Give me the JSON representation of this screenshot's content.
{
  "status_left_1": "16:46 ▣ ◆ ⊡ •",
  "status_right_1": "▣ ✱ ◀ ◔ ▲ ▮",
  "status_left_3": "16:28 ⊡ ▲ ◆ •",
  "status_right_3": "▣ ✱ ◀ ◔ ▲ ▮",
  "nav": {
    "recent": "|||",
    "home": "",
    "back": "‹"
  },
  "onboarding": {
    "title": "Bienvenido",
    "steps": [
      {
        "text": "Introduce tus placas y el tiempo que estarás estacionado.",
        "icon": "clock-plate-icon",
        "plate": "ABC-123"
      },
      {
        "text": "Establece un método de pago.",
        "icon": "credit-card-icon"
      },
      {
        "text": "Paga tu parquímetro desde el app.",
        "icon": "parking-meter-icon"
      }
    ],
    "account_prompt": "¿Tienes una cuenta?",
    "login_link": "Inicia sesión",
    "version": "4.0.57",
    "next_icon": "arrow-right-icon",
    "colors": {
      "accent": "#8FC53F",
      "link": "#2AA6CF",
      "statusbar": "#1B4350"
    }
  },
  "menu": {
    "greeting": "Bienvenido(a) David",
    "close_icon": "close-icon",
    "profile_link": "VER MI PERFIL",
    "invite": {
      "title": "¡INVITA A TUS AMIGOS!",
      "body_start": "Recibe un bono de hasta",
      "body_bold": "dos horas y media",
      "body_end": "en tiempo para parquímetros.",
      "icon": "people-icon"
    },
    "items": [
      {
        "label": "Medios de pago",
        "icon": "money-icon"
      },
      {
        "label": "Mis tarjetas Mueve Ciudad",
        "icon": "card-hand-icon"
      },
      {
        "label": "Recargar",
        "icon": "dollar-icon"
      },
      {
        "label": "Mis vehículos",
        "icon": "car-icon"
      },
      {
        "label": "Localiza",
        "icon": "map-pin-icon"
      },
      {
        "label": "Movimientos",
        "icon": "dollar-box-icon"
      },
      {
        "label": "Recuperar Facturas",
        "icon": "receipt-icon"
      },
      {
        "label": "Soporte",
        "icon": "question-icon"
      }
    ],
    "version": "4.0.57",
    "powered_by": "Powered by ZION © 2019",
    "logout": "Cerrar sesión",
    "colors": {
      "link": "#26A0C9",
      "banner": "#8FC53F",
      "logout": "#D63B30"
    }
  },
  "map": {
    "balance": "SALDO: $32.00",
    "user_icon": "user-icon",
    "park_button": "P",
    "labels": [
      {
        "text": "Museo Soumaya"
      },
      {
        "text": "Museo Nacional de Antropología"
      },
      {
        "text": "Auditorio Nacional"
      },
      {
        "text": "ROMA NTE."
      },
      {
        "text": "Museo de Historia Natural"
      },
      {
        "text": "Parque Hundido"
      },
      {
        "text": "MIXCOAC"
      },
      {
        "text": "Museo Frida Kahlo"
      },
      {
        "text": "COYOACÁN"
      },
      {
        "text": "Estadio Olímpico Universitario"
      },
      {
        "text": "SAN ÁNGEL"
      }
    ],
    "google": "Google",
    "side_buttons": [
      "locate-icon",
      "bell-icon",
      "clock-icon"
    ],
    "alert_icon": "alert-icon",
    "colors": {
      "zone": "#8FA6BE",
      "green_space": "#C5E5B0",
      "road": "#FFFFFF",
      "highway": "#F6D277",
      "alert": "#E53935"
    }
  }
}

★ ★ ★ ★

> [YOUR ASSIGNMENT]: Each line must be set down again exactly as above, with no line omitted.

> [SOLUTION TO THE EXERCISE]:
Give me the JSON representation of this screenshot's content.
{
  "status_left_1": "16:46 ▣ ◆ ⊡ •",
  "status_right_1": "▣ ✱ ◀ ◔ ▲ ▮",
  "status_left_3": "16:28 ⊡ ▲ ◆ •",
  "status_right_3": "▣ ✱ ◀ ◔ ▲ ▮",
  "nav": {
    "recent": "|||",
    "home": "",
    "back": "‹"
  },
  "onboarding": {
    "title": "Bienvenido",
    "steps": [
      {
        "text": "Introduce tus placas y el tiempo que estarás estacionado.",
        "icon": "clock-plate-icon",
        "plate": "ABC-123"
      },
      {
        "text": "Establece un método de pago.",
        "icon": "credit-card-icon"
      },
      {
        "text": "Paga tu parquímetro desde el app.",
        "icon": "parking-meter-icon"
      }
    ],
    "account_prompt": "¿Tienes una cuenta?",
    "login_link": "Inicia sesión",
    "version": "4.0.57",
    "next_icon": "arrow-right-icon",
    "colors": {
      "accent": "#8FC53F",
      "link": "#2AA6CF",
      "statusbar": "#1B4350"
    }
  },
  "menu": {
    "greeting": "Bienvenido(a) David",
    "close_icon": "close-icon",
    "profile_link": "VER MI PERFIL",
    "invite": {
      "title": "¡INVITA A TUS AMIGOS!",
      "body_start": "Recibe un bono de hasta",
      "body_bold": "dos horas y media",
      "body_end": "en tiempo para parquímetros.",
      "icon": "people-icon"
    },
    "items": [
      {
        "label": "Medios de pago",
        "icon": "money-icon"
      },
      {
        "label": "Mis tarjetas Mueve Ciudad",
        "icon": "card-hand-icon"
      },
      {
        "label": "Recargar",
        "icon": "dollar-icon"
      },
      {
        "label": "Mis vehículos",
        "icon": "car-icon"
      },
      {
        "label": "Localiza",
        "icon": "map-pin-icon"
      },
      {
        "label": "Movimientos",
        "icon": "dollar-box-icon"
      },
      {
        "label": "Recuperar Facturas",
        "icon": "receipt-icon"
      },
      {
        "label": "Soporte",
        "icon": "question-icon"
      }
    ],
    "version": "4.0.57",
    "powered_by": "Powered by ZION © 2019",
    "logout": "Cerrar sesión",
    "colors": {
      "link": "#26A0C9",
      "banner": "#8FC53F",
      "logout": "#D63B30"
    }
  },
  "map": {
    "balance": "SALDO: $32.00",
    "user_icon": "user-icon",
    "park_button": "P",
    "labels": [
      {
        "text": "Museo Soumaya"
      },
      {
        "text": "Museo Nacional de Antropología"
      },
      {
        "text": "Auditorio Nacional"
      },
      {
        "text": "ROMA NTE."
      },
      {
        "text": "Museo de Historia Natural"
      },
      {
        "text": "Parque Hundido"
      },
      {
        "text": "MIXCOAC"
      },
      {
        "text": "Museo Frida Kahlo"
      },
      {
        "text": "COYOACÁN"
      },
      {
        "text": "Estadio Olímpico Universitario"
      },
      {
        "text": "SAN ÁNGEL"
      }
    ],
    "google": "Google",
    "side_buttons": [
      "locate-icon",
      "bell-icon",
      "clock-icon"
    ],
    "alert_icon": "alert-icon",
    "colors": {
      "zone": "#8FA6BE",
      "green_space": "#C5E5B0",
      "road": "#FFFFFF",
      "highway": "#F6D277",
      "alert": "#E53935"
    }
  }
}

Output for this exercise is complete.